My child is upstairs reading "Green Eggs and Ham" for about the billionth time. And I, the dutiful mother, am lounging on the red chaise with a glass of red wine. No, I don't really deserve to be propped up down here while my husband is subjected to a new, interpretive version of Dr. Seuss, but it's been a rough day and I needed a little break, so here I am.
Hearing my son read is the most amazing sound I've ever heard. Especially considering that about two years ago, I wasn't really sure when we'd conquer reading -- I certainly didn't anticipate it happening before Kindergarten! But he's quite skilled, has a natural love for books (yea!) and really loves to understand what is going on on each page. When they say that sharing a book with a child is a gift, they really weren't kidding. Of course, I probably don't need to sit down with my stacks of Galliano and Valentino 90-pounders and teach him how to properly pronounce fashion terminology in various languages, but, hey, I had to share those things with someone over the past few years (now I torture my husband with them...he's very knowledgeable now, a real Tim Gunn).
Writing, reading, spelling...we seem to be on top of it all (thanks again, husband) so why on earth am I so completely over the top anxious/scared/freaked the hell out about Kindergarten? They say this is normal but I'm not sure welling up at the onset of parent orientation (two weeks prior to the actual start date) would be considered "normal" by any self-respecting therapist. Yes, I did. Lip-biting, chin quivering...as if I was the one being left in this harmless, clinical, innocuous building which suddenly posed an enormous threat to my safety and, obviously, my sanity.

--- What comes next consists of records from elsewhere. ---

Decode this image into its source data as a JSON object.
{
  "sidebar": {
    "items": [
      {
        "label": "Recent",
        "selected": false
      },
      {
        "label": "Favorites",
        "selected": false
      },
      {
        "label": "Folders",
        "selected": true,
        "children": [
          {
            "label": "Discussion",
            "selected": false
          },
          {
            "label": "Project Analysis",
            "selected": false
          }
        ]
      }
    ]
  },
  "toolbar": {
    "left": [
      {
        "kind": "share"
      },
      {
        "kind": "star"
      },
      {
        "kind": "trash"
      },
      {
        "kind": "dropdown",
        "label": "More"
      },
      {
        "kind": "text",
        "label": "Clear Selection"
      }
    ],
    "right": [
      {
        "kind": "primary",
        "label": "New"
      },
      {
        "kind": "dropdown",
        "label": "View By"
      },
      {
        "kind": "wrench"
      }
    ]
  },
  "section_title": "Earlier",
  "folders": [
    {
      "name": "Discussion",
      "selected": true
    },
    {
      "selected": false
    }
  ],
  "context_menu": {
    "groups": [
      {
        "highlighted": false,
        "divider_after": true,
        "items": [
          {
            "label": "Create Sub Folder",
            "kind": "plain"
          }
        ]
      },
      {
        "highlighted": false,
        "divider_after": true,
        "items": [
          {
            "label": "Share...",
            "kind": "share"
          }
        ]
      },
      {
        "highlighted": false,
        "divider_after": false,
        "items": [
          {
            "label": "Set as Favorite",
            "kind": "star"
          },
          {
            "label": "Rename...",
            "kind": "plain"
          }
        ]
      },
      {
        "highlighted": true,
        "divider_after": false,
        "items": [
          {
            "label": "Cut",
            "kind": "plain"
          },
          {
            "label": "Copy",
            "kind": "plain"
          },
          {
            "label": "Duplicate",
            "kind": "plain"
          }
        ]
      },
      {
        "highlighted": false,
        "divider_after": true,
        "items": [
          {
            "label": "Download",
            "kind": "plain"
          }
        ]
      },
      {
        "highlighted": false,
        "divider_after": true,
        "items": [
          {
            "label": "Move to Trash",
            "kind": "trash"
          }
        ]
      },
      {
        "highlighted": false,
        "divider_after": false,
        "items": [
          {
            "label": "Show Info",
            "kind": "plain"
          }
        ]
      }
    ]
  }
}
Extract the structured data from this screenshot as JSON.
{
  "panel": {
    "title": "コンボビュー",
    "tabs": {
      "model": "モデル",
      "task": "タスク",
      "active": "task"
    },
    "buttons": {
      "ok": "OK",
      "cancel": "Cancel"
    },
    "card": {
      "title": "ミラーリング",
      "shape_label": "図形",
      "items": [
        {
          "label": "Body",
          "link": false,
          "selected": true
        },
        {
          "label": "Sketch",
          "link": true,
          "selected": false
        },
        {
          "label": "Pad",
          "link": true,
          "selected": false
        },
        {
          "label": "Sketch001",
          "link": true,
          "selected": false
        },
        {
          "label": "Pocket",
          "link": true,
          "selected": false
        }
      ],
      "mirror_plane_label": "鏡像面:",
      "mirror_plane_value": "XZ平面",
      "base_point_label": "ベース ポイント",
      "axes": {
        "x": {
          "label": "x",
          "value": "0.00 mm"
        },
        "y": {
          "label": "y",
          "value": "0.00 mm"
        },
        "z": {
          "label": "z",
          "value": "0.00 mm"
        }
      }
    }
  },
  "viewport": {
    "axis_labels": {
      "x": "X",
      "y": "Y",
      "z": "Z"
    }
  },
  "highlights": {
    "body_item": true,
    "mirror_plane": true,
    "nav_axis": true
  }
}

I was overcome with visions of a 7 year-old with a handgun; metal detectors; SWAT teams...you name it, I visualized it. Of course they assured us of the absolute safety of the building and the vigilant watch of all teachers, administrators and volunteers but when you have my imagination, every dark scenario becomes screechingly possible. It's horrifying. I considered a shack on top of a mountain some place where we could just grow our own food and I could teach him with pencils I widdled out of tree branches but that may be a little too "Nell."
Ok, ok. So I wasn't a complete lunatic the whole time. There were moments of clarity...excitement even. For instance, the prospect of signing him up for French (my choice) or Chinese (husband's choice) this year really perked me up. And perhaps dance? After all, my son is a wee bit Martha Graham/Twila Tharp-y...or is he more Isadora Duncan? Maybe Mark Morris? (Had to plug in a non-Baryshnikov male here just for the sake of keeping it 'manly' as my husband, who is not a Baryshnikov fan, will most certainly point out...please G-d let him be more like Baryshnikov and certainly not have Morris' hair...ok,ok I digress)? Anyway, it depends on the day of the week, but the kid can interpretive dance his way into a full-blown choreographed number in a manner of minutes (must have been all those years of term papers I wrote for dance class, the image of Isadora's scarf burned permanently on my brain, leaving it's mark on the cerebral DNA I passed to my offspring).
They went on to covering bus routes, rules, problems (yes, your child may wind up at home and you are in the carpool line...or yes, your child might fall asleep on the bus and we won't know it until the end of the day) but I tuned all that out because yeah, hell no (I'm sorry, no offense, but I am just not ready for that leap not to mention, well, we could quite actually walk to school).
So then we got around to the PTA part. Laugh if you will but I, yes I, joined the PTA. And so did my husband. This is where I say "it's not like other PTA's, it's really different" and you all nod your heads and say "uh-huh" like people do when you are a mental patient but really, it is different and I'm honestly kind of looking forward to it. They are very into bringing cultural programs to the school which I can totally get behind, don't require your child to sell gift wrap (that was the hook for me) and 80% of the board members are working moms/dads. It really was the SAHM mentality that jaded me to begin with; I feel guilty enough about the hours spent working vs. the hours I have spent parenting and do not need Miss $60K-SUV-Tennis-Skirt to make me feel worse, thank you very much. I also love that dads are involved. There is nothing I love more than finding new activities that the 3 of us can, essentially, do together. Even if it means helping to host the Russian Ballet for a day. I'll just put Jude in a costume and I'm sure he'll be out there leading the Russian Ballet in a manner of minutes, much to the dismay of other PTA moms and dads...ok, wait. Maybe not. Maybe we'll host a bake sale? A cake walk? Do they even have those anymore? I used to get stuck with fruitcake or, worse, saran-wrapped chocolate ice-box cake. Ugh. I can taste it now. Reminds me of Christmas Dinner carry-out from the Piggly Wiggly at Grandma's house when I was about six. Ack. At any rate, I'm sure there's something fun and fabulous the 3 of us can do together and any time that happens, it is a good day in the world.
Let's face it, there are a lot of things you "swore you'd never do" once you become a parent. Well, get your Memorex out because all that will come back to haunt you. I swore I'd never have a blue and yellow nursery: blue and yellow nursery, check. I swore I'd never have one item of clothing monogrammed: monogrammed knit hat, check, monogrammed school bag, check check. I swore I'd never buy him Patsy Aiken: Patsy Aiken out the wazoo, check. And I also swore I'd never join the PTA. *Cardholder*
If you don't have kids yet, get ready for it. And try not to make a promise to hold your breath when you make all those vows on things you "will never do" because I promise, in the end, you'll be as blue as the paint on my son's four walls the day he came home from the hospital. Best to go ahead and embrace the dysfunction now. See you at the PTA!